**EXERCISE DIRECTIONS:** Return each line of the listing in which the word "Arrow" appears.

**SUPPLIED RECORDS:**
........

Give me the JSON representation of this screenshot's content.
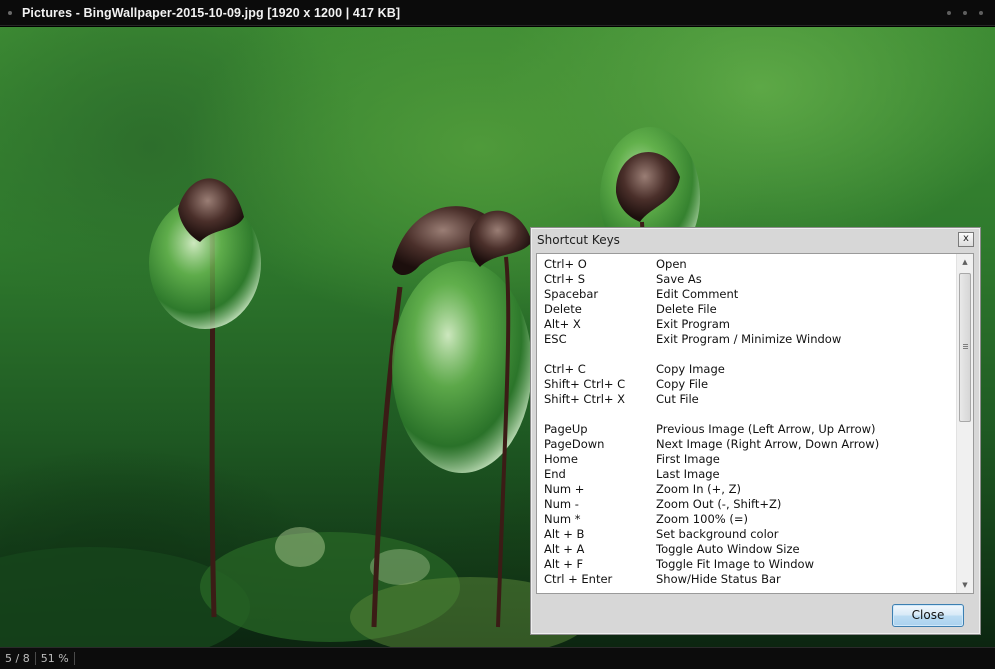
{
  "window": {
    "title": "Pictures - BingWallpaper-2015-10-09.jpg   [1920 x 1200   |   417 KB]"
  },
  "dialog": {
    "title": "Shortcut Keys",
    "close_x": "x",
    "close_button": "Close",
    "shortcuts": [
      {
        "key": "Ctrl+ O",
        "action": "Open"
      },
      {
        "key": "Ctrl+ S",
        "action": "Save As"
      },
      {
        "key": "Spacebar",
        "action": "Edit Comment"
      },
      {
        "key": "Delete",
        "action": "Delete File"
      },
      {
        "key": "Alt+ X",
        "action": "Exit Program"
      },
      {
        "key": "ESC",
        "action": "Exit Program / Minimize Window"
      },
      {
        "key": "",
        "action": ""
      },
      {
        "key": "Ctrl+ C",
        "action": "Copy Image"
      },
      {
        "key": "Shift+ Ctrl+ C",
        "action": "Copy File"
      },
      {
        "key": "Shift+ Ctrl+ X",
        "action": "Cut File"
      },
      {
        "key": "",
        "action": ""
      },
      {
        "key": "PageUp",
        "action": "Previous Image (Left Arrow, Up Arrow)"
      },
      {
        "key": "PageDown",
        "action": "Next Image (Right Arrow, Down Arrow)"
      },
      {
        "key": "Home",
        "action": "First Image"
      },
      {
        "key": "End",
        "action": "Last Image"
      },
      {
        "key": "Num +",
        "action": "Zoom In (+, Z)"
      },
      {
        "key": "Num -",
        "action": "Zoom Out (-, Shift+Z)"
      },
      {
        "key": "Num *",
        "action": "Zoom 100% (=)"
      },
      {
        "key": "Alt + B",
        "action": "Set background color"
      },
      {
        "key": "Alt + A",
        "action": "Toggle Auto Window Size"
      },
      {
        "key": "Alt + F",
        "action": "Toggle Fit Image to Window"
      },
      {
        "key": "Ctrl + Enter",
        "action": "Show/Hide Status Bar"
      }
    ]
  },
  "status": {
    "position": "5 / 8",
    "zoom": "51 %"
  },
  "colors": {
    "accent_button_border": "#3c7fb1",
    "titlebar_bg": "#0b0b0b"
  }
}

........

**EXERCISE ANSWER:**
        "action": "Previous Image (Left Arrow, Up Arrow)"
        "action": "Next Image (Right Arrow, Down Arrow)"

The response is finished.